BEGIN Source data
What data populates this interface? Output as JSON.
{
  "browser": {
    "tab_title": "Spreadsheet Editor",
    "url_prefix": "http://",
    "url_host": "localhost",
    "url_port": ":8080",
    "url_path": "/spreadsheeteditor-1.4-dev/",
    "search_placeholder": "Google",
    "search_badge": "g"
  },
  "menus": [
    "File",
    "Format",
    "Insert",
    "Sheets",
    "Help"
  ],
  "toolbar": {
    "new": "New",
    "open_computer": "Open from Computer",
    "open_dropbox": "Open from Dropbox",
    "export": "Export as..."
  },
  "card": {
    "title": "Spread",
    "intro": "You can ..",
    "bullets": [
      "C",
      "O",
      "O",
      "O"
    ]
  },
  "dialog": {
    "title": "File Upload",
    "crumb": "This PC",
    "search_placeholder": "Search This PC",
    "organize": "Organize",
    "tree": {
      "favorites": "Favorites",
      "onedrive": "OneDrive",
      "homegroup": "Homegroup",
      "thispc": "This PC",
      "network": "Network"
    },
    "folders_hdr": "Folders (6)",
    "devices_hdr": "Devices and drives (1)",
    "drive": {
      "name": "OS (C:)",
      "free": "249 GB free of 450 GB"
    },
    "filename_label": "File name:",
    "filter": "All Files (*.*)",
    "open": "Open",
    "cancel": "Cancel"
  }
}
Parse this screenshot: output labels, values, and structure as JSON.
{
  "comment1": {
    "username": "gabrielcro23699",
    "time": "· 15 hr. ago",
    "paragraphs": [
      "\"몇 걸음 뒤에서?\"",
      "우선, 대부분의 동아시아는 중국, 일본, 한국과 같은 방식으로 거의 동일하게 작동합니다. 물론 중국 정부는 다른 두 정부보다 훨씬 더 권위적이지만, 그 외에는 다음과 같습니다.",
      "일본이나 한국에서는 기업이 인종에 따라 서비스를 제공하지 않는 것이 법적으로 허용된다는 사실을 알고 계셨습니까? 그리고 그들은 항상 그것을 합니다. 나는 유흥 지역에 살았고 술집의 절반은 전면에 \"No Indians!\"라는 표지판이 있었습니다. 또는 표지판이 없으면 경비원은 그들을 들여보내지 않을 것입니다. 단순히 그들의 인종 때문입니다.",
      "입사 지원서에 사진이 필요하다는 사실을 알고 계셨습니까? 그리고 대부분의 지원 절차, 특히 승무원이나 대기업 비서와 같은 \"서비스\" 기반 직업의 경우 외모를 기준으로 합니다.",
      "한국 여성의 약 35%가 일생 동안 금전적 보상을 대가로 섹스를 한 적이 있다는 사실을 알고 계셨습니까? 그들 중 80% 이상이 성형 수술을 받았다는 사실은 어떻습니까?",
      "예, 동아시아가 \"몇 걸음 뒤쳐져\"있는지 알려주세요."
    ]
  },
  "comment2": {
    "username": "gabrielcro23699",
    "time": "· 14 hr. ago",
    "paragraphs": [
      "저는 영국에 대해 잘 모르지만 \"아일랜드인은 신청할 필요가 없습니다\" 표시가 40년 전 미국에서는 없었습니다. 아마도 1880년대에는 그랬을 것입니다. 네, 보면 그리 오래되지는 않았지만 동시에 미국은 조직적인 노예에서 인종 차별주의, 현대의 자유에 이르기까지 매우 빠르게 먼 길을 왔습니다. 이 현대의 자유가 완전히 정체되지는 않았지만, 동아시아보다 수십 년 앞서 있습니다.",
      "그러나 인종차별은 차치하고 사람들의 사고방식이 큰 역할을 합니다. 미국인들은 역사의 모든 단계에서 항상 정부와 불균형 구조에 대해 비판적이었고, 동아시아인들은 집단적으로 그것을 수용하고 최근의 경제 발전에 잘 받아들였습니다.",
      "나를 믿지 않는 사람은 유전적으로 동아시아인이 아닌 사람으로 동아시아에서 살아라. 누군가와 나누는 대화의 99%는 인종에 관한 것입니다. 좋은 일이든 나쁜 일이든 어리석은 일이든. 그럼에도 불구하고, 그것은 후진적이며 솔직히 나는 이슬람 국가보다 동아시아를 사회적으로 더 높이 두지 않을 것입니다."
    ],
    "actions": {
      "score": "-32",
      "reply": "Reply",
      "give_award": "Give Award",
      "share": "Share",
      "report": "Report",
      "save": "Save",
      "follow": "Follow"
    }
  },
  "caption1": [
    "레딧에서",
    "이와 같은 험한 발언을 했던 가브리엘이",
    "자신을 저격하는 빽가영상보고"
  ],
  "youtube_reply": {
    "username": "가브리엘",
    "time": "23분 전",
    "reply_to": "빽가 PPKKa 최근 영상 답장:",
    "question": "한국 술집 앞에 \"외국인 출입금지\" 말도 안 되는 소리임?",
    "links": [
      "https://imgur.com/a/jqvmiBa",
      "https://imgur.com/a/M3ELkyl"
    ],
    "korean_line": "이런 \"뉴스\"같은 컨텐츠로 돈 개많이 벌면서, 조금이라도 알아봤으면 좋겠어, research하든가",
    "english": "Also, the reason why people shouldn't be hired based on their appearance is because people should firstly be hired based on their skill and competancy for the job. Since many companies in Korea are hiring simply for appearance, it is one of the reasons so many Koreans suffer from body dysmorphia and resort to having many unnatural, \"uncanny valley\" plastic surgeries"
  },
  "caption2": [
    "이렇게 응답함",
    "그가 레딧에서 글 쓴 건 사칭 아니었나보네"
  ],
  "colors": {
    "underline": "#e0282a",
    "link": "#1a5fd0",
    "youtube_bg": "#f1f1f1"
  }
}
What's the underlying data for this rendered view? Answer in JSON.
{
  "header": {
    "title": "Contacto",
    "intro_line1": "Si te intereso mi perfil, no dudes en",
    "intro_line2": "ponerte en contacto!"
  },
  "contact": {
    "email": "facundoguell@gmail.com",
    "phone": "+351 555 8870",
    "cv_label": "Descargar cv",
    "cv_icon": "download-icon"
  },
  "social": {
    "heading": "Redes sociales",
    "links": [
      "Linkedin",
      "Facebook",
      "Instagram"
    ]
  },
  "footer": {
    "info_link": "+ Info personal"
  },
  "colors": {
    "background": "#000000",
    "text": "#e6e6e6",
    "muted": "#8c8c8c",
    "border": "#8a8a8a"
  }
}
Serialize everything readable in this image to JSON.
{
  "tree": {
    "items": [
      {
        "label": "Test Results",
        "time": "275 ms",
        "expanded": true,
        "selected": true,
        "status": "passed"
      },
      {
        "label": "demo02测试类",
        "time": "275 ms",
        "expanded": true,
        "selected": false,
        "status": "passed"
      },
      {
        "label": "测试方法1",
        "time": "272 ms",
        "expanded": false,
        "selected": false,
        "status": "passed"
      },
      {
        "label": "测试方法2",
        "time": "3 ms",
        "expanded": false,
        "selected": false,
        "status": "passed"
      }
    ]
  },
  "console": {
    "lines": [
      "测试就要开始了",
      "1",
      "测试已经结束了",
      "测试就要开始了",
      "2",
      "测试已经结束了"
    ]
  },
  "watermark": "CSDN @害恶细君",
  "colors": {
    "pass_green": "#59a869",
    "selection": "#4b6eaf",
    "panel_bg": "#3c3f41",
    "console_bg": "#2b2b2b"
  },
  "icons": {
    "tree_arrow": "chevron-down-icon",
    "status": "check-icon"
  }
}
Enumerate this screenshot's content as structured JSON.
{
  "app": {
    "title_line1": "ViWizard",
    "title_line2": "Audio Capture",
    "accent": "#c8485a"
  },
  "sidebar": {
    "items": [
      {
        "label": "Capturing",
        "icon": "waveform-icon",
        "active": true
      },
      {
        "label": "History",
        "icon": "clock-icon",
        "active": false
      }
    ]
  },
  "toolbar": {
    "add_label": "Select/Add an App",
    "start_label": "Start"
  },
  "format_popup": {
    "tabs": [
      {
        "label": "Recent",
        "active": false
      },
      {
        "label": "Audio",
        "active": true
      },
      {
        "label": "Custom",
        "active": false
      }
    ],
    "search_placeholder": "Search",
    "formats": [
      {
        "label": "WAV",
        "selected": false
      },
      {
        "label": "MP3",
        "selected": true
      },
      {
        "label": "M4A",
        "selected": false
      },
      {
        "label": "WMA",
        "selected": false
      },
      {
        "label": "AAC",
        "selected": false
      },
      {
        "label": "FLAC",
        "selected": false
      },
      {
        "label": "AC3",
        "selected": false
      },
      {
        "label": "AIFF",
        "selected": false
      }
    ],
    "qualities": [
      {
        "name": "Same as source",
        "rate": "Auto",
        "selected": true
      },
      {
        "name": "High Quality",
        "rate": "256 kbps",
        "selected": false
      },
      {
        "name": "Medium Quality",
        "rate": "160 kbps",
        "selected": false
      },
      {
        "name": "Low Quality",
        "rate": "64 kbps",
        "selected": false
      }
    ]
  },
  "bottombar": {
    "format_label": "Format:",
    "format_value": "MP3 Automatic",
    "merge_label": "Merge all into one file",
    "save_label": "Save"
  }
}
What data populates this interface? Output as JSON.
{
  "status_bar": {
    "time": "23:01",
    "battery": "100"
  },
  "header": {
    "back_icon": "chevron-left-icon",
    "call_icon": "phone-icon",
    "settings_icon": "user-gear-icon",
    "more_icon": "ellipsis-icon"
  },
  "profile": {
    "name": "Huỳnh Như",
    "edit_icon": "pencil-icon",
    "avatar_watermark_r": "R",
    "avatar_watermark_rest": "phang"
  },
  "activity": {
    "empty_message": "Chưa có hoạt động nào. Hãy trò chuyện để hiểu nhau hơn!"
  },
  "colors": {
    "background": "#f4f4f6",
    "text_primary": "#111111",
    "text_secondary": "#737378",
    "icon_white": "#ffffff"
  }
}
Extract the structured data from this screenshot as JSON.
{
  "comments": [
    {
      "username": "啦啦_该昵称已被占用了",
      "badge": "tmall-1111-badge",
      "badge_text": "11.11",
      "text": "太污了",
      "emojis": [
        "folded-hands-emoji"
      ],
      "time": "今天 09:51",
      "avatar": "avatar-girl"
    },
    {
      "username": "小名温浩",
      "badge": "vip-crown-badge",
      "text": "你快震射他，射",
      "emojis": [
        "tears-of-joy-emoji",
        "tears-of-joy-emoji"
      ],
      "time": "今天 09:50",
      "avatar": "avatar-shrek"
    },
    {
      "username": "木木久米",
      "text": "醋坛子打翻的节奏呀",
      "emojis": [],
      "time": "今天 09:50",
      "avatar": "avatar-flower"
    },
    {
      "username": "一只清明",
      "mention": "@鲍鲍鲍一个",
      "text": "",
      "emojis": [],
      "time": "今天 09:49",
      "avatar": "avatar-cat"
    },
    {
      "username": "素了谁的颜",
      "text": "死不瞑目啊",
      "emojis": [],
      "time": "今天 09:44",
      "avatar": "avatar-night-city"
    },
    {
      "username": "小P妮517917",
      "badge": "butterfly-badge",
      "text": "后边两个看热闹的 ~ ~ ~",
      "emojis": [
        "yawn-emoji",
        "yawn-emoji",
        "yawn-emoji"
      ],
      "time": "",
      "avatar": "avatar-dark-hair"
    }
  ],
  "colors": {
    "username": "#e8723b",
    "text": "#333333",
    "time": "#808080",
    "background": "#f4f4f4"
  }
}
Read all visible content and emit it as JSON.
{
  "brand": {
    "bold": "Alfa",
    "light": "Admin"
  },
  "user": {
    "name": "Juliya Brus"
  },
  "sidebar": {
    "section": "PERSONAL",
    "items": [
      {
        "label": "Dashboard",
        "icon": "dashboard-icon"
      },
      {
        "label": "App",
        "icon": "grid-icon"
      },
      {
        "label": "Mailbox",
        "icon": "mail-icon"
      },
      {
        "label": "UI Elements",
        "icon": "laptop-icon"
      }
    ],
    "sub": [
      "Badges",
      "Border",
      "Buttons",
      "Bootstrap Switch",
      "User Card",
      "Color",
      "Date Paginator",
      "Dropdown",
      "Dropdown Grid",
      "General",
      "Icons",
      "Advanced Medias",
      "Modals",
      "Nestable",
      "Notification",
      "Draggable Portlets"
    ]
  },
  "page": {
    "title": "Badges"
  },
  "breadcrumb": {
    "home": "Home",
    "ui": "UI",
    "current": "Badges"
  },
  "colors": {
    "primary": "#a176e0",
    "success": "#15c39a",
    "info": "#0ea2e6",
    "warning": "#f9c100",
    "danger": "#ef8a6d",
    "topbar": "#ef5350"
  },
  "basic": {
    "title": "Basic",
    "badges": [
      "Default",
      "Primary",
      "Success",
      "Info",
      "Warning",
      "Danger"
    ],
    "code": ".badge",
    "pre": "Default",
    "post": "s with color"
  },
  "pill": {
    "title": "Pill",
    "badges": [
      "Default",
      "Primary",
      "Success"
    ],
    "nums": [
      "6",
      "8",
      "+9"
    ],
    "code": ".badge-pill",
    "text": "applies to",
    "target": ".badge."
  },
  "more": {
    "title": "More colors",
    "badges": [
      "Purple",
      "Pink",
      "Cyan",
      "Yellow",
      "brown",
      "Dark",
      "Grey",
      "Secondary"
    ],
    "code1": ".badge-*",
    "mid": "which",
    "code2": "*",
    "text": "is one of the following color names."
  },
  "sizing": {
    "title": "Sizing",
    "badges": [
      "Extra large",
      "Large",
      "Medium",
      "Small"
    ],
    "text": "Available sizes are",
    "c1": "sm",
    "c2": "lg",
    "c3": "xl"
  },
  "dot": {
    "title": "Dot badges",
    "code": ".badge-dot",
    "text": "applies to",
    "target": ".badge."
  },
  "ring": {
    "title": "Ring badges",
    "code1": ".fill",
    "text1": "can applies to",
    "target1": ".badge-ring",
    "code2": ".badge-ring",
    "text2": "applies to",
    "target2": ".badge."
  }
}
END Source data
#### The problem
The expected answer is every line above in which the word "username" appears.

#### Solution
    "username": "gabrielcro23699",
    "username": "gabrielcro23699",
    "username": "가브리엘",
      "username": "啦啦_该昵称已被占用了",
      "username": "小名温浩",
      "username": "木木久米",
      "username": "一只清明",
      "username": "素了谁的颜",
      "username": "小P妮517917",
    "username": "#e8723b",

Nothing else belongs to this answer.